If you enjoy realistic fiction books about families you might also like: The Epic Fail of Arturo Zamora, by Pablo Cartaya, Family Game Night, by Mary Lambert, or  Deliver Us From Normal, by Kate Klise.

Simon vs. the Homo Sapiens Agenda

Monday, April 16th, 2018

51YD0qrSr6L._SX328_BO1,204,203,200_by Becky Albertalli, Grades 8 and up

Simon has a secret crush; it is so secret he can’t even share it with his amazing friends his super supportive family or his adoring little sister. He can’t share it because no one knows what he knows about himself, no one, even all his super supportive family and friends, no one but Blue. He met Blue online and they write each other every day. Blue is living a secret life too, so on top of being cool and liking the same kinds of music and enjoying talking about the same topics, Blue also gets Simon’s predicament. Simon is so worried about losing the only person that really understands him fully that he puts his other friendships at risk to protect his connection to Blue. But who is Blue, really? They only have ever emailed. What if he is not really who Simon imagines? What if it is all fake?
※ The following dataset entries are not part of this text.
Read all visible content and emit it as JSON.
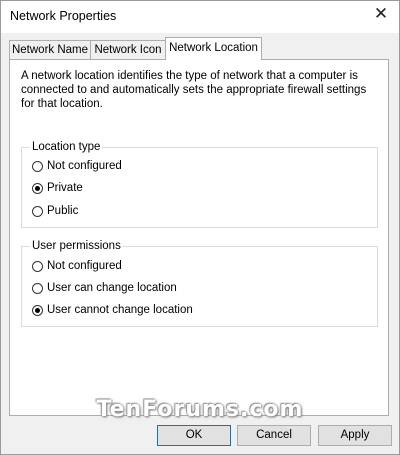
{
  "window": {
    "title": "Network Properties",
    "close_glyph": "✕"
  },
  "tabs": [
    {
      "label": "Network Name",
      "active": false
    },
    {
      "label": "Network Icon",
      "active": false
    },
    {
      "label": "Network Location",
      "active": true
    }
  ],
  "description": "A network location identifies the type of network that a computer is connected to and automatically sets the appropriate firewall settings for that location.",
  "location_type": {
    "legend": "Location type",
    "options": [
      {
        "label": "Not configured",
        "checked": false
      },
      {
        "label": "Private",
        "checked": true
      },
      {
        "label": "Public",
        "checked": false
      }
    ]
  },
  "user_permissions": {
    "legend": "User permissions",
    "options": [
      {
        "label": "Not configured",
        "checked": false
      },
      {
        "label": "User can change location",
        "checked": false
      },
      {
        "label": "User cannot change location",
        "checked": true
      }
    ]
  },
  "watermark": "TenForums.com",
  "buttons": {
    "ok": "OK",
    "cancel": "Cancel",
    "apply": "Apply"
  },
  "icons": {
    "close": "close-icon",
    "radio": "radio-button"
  }
}
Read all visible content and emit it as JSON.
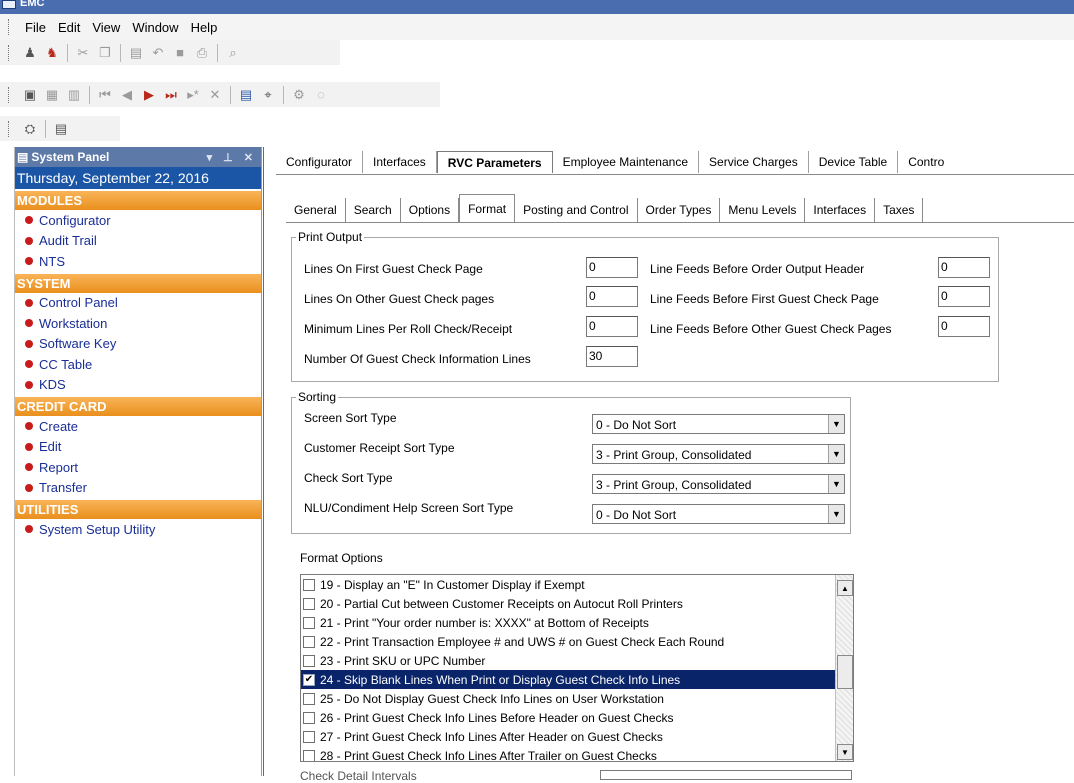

What if he is making some of the biggest mistakes of his life?

If you enjoy books about first love or the balancing act of friendship and romance you might also like: My Basmati Bat Mitzva, by Paula J. Freedman, One Man Guy, by Michael Barakiva, or To All The Boys I’ve Loved Before, by Jenny Han.